For some of the others who have contributed, here are a few other questions I had:

Quote:
Originally Posted by NorseHorse View Post
My recording philosophy was heavily influenced by my time at the Classical Music Library Online. Over the course almost two years, I listened to thousands of recordings in quick succession. They came from labels, ensembles, and engineers all around the world. Orchestral music, band music, choral music... new music, old music... everything from chant to Xenakis, Haydn to Mackey, string quartets to saxophone quartets.
Hi Christian, thank you again for sharing your thoughts in this thread. Since you have so many hours of critical listening as part of your process/development, I'd love to hear a little bit more about what goes through your mind when listening carefully to a piece of music. Especially if you can recall some aspects of this which have changed over time -- things you are now more conscious of than previously, etc.


Quote:
Originally Posted by hughshouse View Post
There is also a very important philosophical question to resolve pursuant to the issue Brent has raised. Do you possess the "personal people skills" to make positive suggestions to remedy a flawed performance or the courage to gracefully walk away from a performance that is well beyond corrective measures and most important of all the wisdom to know the difference?
Hugh, thank you very much for your thoughts, I really appreciate it. Obviously you covered a lot of important ground, but the above comment struck me in particular as something which might be interesting to hear more about from your point of view. This important "artist relations" aspect of the recording process has always struck me as one of those paradoxical skills which can probably only truly develop through hands-on experience, and yet having this skill highly developed in advance, as Plush noted, helps keep the recording date flowing smoothly and builds a positive reputation, etc.

I try to carefully observe older and more experienced engineers, as well as treating even a frustrating recording in terms of venue acoustics (let's say) as a chance to improve some of these skills. What else do the more experienced folks recommend, I wonder?



Also, for anyone else who cares to comment, one topic from my OP which is of great interest to me personally, though we haven't really gotten into it yet:

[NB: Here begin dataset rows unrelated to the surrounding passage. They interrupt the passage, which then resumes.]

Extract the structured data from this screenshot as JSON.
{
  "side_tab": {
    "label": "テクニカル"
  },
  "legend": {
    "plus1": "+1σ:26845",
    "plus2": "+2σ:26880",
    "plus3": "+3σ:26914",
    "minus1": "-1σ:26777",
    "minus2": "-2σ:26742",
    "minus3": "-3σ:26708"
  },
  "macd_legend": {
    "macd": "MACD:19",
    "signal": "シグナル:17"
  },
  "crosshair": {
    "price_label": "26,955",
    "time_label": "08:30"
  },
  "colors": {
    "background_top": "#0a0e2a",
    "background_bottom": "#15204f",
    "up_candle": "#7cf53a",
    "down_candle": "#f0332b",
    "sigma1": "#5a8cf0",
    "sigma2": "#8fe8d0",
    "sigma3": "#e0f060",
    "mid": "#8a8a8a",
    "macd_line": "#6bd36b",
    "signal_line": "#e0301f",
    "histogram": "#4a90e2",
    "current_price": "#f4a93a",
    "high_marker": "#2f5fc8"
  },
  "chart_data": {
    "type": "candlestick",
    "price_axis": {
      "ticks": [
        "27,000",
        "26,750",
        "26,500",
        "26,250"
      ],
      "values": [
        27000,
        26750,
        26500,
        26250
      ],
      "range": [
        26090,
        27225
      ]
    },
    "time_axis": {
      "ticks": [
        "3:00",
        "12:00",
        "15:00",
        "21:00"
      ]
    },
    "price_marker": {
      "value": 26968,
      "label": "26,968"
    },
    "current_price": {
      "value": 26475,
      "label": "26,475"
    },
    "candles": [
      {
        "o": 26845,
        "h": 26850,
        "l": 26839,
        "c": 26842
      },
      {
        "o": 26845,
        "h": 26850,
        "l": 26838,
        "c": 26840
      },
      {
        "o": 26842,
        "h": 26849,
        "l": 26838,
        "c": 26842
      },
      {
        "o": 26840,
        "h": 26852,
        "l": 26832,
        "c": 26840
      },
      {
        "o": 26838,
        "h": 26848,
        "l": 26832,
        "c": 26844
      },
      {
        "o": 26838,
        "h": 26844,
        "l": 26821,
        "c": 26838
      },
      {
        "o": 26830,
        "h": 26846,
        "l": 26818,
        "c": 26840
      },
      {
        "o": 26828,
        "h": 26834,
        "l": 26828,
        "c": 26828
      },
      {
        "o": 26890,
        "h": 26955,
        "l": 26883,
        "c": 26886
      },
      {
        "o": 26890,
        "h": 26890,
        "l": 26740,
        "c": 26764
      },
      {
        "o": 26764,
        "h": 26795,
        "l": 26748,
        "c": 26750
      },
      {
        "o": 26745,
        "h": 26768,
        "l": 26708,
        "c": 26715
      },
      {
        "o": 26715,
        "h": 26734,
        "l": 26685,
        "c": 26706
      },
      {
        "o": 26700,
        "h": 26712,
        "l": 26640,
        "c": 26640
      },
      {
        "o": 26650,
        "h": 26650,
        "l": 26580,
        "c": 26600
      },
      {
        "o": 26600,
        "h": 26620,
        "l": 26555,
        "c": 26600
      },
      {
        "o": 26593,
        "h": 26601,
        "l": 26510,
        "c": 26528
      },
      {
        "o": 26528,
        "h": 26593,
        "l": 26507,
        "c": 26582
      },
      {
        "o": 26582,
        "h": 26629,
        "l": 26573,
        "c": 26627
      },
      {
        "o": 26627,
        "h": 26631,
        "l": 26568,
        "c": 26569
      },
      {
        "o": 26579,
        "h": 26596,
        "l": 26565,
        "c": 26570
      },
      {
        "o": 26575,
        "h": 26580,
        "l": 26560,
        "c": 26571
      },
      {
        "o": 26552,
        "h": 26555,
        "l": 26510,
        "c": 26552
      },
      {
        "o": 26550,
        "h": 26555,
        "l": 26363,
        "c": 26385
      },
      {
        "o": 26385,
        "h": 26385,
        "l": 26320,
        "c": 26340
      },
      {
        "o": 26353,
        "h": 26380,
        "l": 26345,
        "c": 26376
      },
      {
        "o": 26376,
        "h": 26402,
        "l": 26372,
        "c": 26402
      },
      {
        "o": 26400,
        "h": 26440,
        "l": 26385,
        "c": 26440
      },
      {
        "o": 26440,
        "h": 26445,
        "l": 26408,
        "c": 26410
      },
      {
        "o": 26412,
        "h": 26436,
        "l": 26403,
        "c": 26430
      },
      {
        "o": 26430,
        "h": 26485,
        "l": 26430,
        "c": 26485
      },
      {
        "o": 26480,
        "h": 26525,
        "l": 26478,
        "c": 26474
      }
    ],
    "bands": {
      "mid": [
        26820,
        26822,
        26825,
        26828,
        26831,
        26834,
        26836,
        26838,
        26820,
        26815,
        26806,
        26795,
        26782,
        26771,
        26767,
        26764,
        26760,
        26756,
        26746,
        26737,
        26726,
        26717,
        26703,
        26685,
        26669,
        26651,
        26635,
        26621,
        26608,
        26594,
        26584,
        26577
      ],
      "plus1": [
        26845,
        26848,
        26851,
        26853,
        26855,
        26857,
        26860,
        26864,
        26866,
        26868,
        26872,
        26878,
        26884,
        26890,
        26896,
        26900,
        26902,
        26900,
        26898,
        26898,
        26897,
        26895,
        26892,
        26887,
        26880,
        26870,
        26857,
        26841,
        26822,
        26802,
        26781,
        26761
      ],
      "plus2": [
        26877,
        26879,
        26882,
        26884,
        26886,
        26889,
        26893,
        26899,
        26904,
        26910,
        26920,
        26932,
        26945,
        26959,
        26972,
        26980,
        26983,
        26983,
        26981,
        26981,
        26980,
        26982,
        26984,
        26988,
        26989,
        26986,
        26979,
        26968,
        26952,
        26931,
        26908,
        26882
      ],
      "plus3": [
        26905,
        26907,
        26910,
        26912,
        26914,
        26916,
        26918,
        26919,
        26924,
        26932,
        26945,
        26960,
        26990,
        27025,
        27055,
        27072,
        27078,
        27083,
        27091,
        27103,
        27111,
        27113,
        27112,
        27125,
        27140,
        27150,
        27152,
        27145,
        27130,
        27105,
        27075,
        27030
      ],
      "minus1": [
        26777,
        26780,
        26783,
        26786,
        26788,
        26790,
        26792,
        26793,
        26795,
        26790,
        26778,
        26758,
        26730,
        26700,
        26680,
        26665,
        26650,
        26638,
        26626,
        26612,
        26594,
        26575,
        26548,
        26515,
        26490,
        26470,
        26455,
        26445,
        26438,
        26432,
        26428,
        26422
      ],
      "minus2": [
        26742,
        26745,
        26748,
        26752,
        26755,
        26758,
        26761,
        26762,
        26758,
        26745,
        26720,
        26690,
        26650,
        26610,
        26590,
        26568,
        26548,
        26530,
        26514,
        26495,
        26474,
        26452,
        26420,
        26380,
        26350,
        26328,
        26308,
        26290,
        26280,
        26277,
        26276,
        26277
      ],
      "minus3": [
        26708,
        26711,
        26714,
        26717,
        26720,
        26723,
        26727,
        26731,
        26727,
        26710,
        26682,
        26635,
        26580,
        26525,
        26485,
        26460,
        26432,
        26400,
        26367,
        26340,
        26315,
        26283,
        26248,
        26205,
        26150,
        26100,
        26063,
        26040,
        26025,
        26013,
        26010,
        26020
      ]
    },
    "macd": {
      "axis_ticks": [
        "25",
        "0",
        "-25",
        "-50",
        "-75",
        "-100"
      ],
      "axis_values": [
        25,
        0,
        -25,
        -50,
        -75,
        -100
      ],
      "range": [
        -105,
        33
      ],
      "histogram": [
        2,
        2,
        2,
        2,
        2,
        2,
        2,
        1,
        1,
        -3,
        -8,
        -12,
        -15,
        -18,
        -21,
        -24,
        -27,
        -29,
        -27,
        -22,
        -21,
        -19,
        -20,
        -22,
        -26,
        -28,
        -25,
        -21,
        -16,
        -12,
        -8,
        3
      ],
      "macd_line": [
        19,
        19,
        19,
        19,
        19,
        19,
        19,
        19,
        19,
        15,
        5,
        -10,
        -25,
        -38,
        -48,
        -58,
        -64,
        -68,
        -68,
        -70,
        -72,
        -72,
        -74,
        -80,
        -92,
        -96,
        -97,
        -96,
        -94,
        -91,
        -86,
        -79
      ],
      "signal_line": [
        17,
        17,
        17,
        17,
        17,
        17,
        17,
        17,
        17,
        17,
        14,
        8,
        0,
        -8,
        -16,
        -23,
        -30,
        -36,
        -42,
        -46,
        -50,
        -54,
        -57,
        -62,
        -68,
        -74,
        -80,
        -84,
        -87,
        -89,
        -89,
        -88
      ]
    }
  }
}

In what areas are you currently striving/experimenting as more experienced engineers? New mic array techniques? Correspondence with colleagues in other countries? Honing and perfecting time-honored techniques ever closer to their Platonic ideal?